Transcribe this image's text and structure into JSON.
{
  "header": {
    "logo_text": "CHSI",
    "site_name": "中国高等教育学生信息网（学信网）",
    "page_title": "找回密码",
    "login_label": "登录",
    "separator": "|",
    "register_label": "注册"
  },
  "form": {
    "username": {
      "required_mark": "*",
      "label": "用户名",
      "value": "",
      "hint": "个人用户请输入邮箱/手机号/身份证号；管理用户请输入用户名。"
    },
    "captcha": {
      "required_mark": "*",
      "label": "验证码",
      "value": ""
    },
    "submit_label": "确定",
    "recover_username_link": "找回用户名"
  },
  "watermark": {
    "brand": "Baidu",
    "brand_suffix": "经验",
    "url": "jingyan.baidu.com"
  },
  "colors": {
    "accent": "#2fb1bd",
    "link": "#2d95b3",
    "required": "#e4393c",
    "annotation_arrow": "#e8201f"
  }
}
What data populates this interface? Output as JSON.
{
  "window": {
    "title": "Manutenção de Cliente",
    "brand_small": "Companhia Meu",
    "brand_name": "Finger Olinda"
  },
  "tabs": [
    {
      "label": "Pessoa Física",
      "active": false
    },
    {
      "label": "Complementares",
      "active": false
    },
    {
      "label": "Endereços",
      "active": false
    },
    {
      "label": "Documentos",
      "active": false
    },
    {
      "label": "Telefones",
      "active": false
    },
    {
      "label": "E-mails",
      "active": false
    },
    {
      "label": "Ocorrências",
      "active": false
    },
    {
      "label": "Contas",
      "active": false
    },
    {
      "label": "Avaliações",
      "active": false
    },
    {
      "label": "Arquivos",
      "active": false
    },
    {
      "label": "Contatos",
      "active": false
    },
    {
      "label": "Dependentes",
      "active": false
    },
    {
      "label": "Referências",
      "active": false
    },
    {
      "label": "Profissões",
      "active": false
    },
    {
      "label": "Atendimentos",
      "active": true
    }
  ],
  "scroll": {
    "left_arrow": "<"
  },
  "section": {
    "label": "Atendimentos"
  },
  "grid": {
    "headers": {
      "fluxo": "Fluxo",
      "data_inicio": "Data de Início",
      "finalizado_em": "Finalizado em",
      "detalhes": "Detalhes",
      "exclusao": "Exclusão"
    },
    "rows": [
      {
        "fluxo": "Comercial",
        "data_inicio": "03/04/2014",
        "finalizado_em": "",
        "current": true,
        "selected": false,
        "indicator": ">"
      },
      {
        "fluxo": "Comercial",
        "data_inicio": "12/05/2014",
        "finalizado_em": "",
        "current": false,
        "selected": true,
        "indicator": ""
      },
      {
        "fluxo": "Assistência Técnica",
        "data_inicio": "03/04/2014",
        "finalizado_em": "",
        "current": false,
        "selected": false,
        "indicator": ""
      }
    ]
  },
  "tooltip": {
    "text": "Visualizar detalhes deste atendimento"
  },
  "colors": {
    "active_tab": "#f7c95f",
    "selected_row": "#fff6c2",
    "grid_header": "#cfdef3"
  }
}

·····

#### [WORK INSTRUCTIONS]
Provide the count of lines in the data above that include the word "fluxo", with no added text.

#### [ANSWER FOR THIS EXERCISE]
4